> in the cold run, because of entry caching and BDB buffer pages.
> back-bdb also runs four times faster in the warm run than in the cold run.
> Even though back-bdb does ont have entry caches with it, the page cache of
> Linux seems to prevent costly I/O operations in the warm run.
> The base entry retrieval latency of back-ldbm is significantly lower than
> that of back-bdb because the search base is already cached by the previous
> bind operation. There is no such effect in back-bdb, simply
> because there's
> entry cache in back-bdb.
> The entry caching of back-ldbm proved extremely effective. There's no I/O
> overhead in back-ldbm once all entries are cached and the cache hit is
> almost 100 times faster than disk access. Thus, it may be desirable
> to have efficient entry caching in back-bdb as well, even though
> further investigation should be necessary.
> Howard's recent entry_decode routine of back-bdb also proved very
> entry_decode is almost seven times faster than str2entry of back-ldbm.
> entry_decode can improve search performance in case of cache miss and
> entry_encode seems to be able to improve update performance even with
> the corresponding entry cache entrie present in memory,
> because slapd updates both the in-memory cache entry and disk database
> upon updating directories.
> For back-ldbm warm runs, test_filter latency turns out to be 89.7% of the
> latency and becomes possible bottleneck.
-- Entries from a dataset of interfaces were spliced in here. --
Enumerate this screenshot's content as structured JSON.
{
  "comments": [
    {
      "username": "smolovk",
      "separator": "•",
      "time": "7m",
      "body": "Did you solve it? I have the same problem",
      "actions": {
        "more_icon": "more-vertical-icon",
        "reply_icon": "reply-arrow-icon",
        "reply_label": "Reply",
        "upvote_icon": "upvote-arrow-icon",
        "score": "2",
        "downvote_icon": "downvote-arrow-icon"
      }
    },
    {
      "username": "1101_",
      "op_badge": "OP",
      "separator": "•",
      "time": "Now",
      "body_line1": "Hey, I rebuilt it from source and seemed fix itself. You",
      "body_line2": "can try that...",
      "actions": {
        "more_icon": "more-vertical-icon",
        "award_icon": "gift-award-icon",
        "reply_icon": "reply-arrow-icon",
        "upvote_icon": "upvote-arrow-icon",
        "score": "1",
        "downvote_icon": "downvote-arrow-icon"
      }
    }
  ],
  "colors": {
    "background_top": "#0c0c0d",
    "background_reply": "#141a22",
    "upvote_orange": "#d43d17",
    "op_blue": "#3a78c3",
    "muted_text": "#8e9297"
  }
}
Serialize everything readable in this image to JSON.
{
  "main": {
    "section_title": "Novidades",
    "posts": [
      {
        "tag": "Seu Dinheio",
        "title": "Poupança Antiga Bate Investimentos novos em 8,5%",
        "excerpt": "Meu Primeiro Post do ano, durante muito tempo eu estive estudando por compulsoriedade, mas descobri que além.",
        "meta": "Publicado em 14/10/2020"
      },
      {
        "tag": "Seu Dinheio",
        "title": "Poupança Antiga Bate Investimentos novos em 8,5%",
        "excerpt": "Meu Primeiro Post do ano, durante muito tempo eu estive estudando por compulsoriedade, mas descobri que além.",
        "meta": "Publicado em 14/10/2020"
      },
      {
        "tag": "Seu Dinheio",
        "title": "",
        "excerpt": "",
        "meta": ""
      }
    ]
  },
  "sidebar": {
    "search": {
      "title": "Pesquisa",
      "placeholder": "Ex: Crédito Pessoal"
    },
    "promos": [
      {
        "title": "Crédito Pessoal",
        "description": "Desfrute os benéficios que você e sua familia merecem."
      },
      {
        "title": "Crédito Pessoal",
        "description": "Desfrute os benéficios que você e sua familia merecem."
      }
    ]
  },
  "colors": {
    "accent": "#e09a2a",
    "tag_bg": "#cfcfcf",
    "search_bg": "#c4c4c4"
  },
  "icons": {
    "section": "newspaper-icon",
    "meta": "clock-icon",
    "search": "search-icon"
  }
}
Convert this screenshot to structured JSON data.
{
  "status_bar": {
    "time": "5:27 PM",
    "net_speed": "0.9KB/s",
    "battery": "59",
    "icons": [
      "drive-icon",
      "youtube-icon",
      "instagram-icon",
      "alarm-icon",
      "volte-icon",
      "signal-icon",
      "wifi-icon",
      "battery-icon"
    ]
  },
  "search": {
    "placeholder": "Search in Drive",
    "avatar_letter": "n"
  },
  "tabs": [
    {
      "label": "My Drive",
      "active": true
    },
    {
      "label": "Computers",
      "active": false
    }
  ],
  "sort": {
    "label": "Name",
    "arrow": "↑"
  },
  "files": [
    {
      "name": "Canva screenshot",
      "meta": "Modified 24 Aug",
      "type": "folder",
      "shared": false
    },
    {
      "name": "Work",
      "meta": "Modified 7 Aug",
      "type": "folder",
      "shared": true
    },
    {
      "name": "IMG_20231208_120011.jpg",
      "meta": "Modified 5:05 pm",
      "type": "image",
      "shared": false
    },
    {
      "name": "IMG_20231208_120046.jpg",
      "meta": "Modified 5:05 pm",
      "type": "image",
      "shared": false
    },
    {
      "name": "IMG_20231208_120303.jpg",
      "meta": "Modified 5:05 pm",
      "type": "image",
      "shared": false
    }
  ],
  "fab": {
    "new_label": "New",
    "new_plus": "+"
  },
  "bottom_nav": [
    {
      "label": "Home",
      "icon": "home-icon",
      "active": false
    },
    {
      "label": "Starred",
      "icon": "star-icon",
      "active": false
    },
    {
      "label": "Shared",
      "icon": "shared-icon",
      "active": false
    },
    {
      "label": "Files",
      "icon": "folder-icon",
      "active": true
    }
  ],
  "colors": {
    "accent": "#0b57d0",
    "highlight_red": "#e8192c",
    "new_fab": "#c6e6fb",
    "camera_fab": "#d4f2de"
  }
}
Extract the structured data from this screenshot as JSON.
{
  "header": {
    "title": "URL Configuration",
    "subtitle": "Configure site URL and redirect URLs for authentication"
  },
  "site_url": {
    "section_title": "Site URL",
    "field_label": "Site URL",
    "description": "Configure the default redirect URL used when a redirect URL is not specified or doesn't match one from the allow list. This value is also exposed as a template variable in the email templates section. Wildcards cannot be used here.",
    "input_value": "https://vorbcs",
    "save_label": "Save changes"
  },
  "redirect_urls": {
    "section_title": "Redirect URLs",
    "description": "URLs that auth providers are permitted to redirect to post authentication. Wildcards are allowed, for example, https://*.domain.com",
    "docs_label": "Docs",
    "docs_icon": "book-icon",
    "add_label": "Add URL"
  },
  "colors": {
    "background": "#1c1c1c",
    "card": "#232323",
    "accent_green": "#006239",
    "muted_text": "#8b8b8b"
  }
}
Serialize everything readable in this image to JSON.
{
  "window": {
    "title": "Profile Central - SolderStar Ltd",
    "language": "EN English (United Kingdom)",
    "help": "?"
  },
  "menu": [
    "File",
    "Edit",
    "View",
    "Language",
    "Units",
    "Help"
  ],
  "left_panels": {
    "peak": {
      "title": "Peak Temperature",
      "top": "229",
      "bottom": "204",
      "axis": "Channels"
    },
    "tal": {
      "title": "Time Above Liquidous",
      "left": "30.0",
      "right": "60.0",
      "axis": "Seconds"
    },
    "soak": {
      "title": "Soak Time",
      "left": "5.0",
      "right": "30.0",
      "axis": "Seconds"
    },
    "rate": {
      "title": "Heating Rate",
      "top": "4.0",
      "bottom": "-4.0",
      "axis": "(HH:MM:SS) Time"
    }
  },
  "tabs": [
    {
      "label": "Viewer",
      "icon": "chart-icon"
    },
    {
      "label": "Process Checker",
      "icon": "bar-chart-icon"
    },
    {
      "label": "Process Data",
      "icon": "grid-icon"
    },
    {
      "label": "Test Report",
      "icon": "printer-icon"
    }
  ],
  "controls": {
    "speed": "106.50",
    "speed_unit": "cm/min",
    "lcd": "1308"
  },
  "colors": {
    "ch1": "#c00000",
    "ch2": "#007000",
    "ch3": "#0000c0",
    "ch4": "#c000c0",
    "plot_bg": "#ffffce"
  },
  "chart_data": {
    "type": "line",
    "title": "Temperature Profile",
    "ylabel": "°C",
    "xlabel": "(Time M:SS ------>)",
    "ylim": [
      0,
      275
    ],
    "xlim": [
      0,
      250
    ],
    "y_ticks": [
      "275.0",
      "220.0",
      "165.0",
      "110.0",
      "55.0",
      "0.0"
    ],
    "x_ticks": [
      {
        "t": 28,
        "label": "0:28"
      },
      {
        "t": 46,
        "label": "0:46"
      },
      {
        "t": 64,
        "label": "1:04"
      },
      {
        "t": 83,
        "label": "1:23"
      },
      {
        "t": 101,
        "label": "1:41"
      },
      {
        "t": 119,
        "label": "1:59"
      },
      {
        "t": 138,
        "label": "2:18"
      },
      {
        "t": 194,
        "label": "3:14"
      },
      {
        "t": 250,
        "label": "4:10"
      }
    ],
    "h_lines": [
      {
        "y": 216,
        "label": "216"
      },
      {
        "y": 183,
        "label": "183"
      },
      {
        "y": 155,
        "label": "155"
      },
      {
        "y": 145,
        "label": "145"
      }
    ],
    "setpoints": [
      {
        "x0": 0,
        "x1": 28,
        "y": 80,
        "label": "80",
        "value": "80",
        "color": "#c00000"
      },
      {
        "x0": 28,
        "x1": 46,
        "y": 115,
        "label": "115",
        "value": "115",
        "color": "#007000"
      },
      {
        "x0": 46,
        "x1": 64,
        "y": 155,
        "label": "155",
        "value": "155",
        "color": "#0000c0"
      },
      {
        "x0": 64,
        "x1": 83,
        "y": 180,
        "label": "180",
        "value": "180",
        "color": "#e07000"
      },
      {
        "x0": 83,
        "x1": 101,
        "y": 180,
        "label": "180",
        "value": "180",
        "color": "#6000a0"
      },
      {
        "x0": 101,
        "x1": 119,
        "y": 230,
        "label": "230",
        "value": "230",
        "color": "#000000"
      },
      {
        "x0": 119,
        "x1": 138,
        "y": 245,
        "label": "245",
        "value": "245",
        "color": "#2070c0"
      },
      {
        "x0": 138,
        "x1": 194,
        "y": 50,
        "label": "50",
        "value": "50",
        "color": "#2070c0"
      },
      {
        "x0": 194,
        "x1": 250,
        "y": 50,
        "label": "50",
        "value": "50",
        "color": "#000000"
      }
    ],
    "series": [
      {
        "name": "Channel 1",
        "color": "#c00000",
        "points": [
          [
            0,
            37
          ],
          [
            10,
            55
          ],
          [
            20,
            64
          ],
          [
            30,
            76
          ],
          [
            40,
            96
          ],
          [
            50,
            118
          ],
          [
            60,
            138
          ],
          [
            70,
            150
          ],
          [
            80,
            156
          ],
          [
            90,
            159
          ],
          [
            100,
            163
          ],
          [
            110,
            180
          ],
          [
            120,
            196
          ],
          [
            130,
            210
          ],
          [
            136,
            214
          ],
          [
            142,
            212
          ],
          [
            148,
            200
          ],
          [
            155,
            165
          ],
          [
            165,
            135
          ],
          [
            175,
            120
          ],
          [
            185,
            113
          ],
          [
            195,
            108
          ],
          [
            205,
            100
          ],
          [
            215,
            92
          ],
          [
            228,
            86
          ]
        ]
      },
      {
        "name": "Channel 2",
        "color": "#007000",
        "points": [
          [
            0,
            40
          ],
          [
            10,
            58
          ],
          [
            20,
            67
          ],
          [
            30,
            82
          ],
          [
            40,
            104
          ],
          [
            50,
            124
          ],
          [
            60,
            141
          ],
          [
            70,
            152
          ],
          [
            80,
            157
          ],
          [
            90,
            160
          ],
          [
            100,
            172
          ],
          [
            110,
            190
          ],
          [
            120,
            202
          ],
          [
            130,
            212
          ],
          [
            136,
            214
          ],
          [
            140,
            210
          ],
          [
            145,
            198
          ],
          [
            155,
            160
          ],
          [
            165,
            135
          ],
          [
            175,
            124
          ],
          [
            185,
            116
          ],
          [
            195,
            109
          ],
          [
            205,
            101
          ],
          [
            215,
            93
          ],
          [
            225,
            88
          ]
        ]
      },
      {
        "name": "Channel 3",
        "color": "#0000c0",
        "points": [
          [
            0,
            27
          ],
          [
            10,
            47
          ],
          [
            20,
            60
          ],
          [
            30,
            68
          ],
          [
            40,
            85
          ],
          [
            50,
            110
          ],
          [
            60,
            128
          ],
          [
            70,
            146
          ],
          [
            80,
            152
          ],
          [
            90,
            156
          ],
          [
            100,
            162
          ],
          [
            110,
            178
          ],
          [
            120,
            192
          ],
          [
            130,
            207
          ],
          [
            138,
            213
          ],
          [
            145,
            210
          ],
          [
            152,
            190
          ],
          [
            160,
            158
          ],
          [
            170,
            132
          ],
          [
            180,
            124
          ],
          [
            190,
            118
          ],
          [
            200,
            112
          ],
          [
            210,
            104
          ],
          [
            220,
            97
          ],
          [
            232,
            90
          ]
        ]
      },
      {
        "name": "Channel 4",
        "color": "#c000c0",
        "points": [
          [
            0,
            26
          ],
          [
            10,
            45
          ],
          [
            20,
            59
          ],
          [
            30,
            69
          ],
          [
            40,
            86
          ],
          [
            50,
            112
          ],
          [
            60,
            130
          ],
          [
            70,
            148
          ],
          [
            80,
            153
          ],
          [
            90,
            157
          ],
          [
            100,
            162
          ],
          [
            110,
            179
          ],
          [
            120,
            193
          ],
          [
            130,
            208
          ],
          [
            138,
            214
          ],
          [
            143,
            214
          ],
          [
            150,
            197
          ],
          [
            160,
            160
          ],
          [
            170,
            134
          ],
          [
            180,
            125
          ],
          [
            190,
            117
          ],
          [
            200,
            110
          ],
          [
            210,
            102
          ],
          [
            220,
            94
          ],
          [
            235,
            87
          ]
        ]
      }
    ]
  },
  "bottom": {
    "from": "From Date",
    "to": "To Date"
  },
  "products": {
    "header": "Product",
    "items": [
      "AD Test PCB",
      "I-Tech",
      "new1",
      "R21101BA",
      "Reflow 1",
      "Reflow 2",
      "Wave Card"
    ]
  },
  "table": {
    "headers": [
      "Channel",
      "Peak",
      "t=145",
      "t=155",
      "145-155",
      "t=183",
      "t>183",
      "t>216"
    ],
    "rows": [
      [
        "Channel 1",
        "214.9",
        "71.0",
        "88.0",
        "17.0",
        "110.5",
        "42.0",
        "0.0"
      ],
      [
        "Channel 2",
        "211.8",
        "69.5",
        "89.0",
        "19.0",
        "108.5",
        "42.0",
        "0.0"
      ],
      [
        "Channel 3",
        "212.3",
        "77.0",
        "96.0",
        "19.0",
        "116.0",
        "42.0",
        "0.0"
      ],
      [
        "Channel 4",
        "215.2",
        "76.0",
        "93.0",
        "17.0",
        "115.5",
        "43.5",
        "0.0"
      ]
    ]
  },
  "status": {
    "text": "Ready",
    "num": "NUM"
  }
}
If test_filter's performance is
> further, the cached search performance will be significantly improved.
> The latency of db->get of back-bdb is four times higher than that of
> of back-ldbm and the size of back-bdb directory file (id2entry)
> is as twice
> as large
> as that of back-bdb.
> I'll appreciate if anyone explain this difference.
> Suggestions and comments for further evaluation directions are more than
> - Jong
> Jong Hyuk Choi
> IBM Thomas J. Watson Research Center
> Enterprise Linux Group
> Phone 914-945-3979
> Fax 914-945-4425